> _TASK INSTRUCTIONS_
Only the pictures are to be omitted; every entry beneath should otherwise be duplicated exactly.

[Stored entries]
╭──

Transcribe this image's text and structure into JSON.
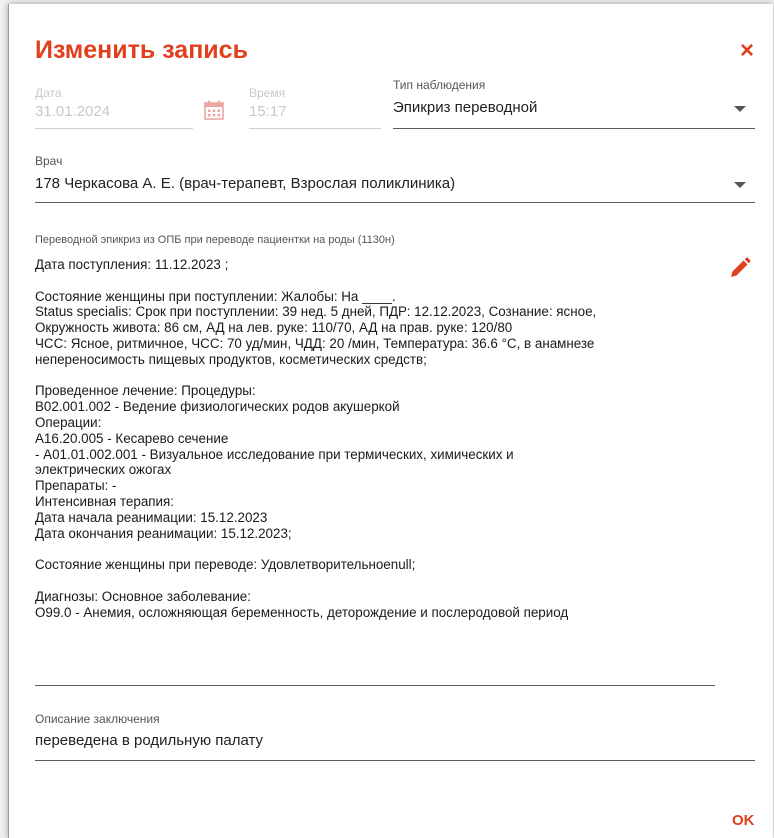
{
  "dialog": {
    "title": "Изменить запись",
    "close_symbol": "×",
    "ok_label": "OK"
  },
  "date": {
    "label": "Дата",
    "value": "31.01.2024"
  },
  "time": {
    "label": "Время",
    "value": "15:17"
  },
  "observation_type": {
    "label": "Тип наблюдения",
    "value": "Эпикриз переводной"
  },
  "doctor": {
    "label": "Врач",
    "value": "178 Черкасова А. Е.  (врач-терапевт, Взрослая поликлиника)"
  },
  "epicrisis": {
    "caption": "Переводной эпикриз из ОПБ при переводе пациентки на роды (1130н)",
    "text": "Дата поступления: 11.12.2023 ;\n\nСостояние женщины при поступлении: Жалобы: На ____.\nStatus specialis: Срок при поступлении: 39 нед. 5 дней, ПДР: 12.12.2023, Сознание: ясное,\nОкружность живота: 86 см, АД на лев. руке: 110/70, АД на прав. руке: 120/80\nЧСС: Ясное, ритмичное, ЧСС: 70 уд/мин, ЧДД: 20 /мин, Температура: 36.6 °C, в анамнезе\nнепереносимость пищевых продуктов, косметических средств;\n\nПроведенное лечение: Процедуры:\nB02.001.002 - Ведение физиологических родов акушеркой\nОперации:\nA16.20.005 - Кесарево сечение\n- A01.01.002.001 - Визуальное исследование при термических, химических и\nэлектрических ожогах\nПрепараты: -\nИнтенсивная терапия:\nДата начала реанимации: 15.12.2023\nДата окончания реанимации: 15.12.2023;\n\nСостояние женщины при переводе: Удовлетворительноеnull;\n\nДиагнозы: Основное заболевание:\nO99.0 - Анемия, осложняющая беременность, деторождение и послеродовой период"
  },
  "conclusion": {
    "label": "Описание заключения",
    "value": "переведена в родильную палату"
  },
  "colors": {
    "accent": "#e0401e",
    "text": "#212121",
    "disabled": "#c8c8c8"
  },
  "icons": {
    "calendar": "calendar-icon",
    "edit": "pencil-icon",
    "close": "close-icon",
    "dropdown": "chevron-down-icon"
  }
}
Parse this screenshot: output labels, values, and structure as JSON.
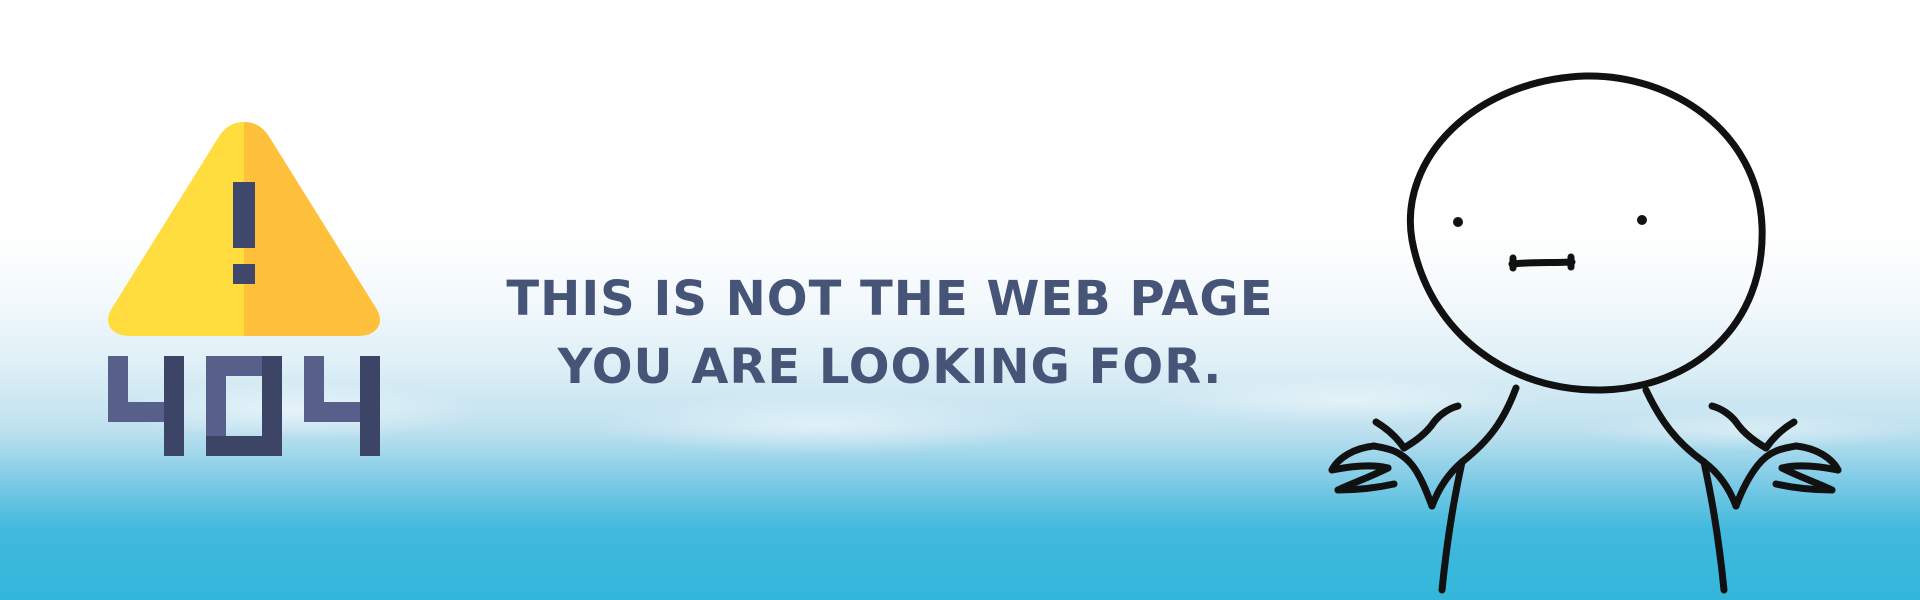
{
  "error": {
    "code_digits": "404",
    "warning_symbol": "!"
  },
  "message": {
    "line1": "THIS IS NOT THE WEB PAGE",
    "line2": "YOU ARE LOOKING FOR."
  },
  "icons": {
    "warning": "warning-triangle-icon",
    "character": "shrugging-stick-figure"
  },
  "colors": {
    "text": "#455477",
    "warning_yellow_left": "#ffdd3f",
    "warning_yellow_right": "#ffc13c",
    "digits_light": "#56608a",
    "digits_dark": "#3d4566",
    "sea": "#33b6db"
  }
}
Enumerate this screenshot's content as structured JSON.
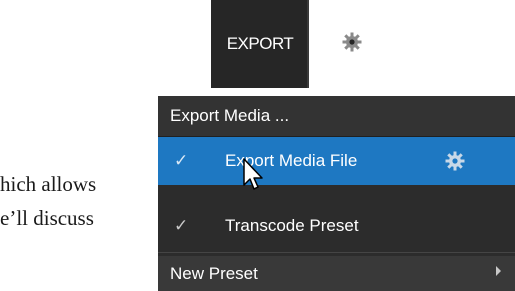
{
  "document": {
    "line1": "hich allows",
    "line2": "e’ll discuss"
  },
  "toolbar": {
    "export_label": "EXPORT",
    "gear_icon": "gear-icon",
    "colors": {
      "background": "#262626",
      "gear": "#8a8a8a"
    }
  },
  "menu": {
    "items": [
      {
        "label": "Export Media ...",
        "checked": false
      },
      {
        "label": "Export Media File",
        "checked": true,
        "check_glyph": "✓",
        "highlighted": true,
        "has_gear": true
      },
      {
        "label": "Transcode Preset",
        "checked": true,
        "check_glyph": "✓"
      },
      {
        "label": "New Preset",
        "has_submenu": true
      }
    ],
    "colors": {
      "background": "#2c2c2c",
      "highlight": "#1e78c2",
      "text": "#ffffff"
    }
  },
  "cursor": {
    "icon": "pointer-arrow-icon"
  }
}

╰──

> _ANSWER TO THE PROBLEM_
Transcribe this image's text and structure into JSON.
{
  "dialog": {
    "title": "Изменить запись",
    "close_symbol": "×",
    "ok_label": "OK"
  },
  "date": {
    "label": "Дата",
    "value": "31.01.2024"
  },
  "time": {
    "label": "Время",
    "value": "15:17"
  },
  "observation_type": {
    "label": "Тип наблюдения",
    "value": "Эпикриз переводной"
  },
  "doctor": {
    "label": "Врач",
    "value": "178 Черкасова А. Е.  (врач-терапевт, Взрослая поликлиника)"
  },
  "epicrisis": {
    "caption": "Переводной эпикриз из ОПБ при переводе пациентки на роды (1130н)",
    "text": "Дата поступления: 11.12.2023 ;\n\nСостояние женщины при поступлении: Жалобы: На ____.\nStatus specialis: Срок при поступлении: 39 нед. 5 дней, ПДР: 12.12.2023, Сознание: ясное,\nОкружность живота: 86 см, АД на лев. руке: 110/70, АД на прав. руке: 120/80\nЧСС: Ясное, ритмичное, ЧСС: 70 уд/мин, ЧДД: 20 /мин, Температура: 36.6 °C, в анамнезе\nнепереносимость пищевых продуктов, косметических средств;\n\nПроведенное лечение: Процедуры:\nB02.001.002 - Ведение физиологических родов акушеркой\nОперации:\nA16.20.005 - Кесарево сечение\n- A01.01.002.001 - Визуальное исследование при термических, химических и\nэлектрических ожогах\nПрепараты: -\nИнтенсивная терапия:\nДата начала реанимации: 15.12.2023\nДата окончания реанимации: 15.12.2023;\n\nСостояние женщины при переводе: Удовлетворительноеnull;\n\nДиагнозы: Основное заболевание:\nO99.0 - Анемия, осложняющая беременность, деторождение и послеродовой период"
  },
  "conclusion": {
    "label": "Описание заключения",
    "value": "переведена в родильную палату"
  },
  "colors": {
    "accent": "#e0401e",
    "text": "#212121",
    "disabled": "#c8c8c8"
  },
  "icons": {
    "calendar": "calendar-icon",
    "edit": "pencil-icon",
    "close": "close-icon",
    "dropdown": "chevron-down-icon"
  }
}
Parse this screenshot: output labels, values, and structure as JSON.
{
  "error": {
    "code_digits": "404",
    "warning_symbol": "!"
  },
  "message": {
    "line1": "THIS IS NOT THE WEB PAGE",
    "line2": "YOU ARE LOOKING FOR."
  },
  "icons": {
    "warning": "warning-triangle-icon",
    "character": "shrugging-stick-figure"
  },
  "colors": {
    "text": "#455477",
    "warning_yellow_left": "#ffdd3f",
    "warning_yellow_right": "#ffc13c",
    "digits_light": "#56608a",
    "digits_dark": "#3d4566",
    "sea": "#33b6db"
  }
}
Enumerate this screenshot's content as structured JSON.
{
  "document": {
    "line1": "hich allows",
    "line2": "e’ll discuss"
  },
  "toolbar": {
    "export_label": "EXPORT",
    "gear_icon": "gear-icon",
    "colors": {
      "background": "#262626",
      "gear": "#8a8a8a"
    }
  },
  "menu": {
    "items": [
      {
        "label": "Export Media ...",
        "checked": false
      },
      {
        "label": "Export Media File",
        "checked": true,
        "check_glyph": "✓",
        "highlighted": true,
        "has_gear": true
      },
      {
        "label": "Transcode Preset",
        "checked": true,
        "check_glyph": "✓"
      },
      {
        "label": "New Preset",
        "has_submenu": true
      }
    ],
    "colors": {
      "background": "#2c2c2c",
      "highlight": "#1e78c2",
      "text": "#ffffff"
    }
  },
  "cursor": {
    "icon": "pointer-arrow-icon"
  }
}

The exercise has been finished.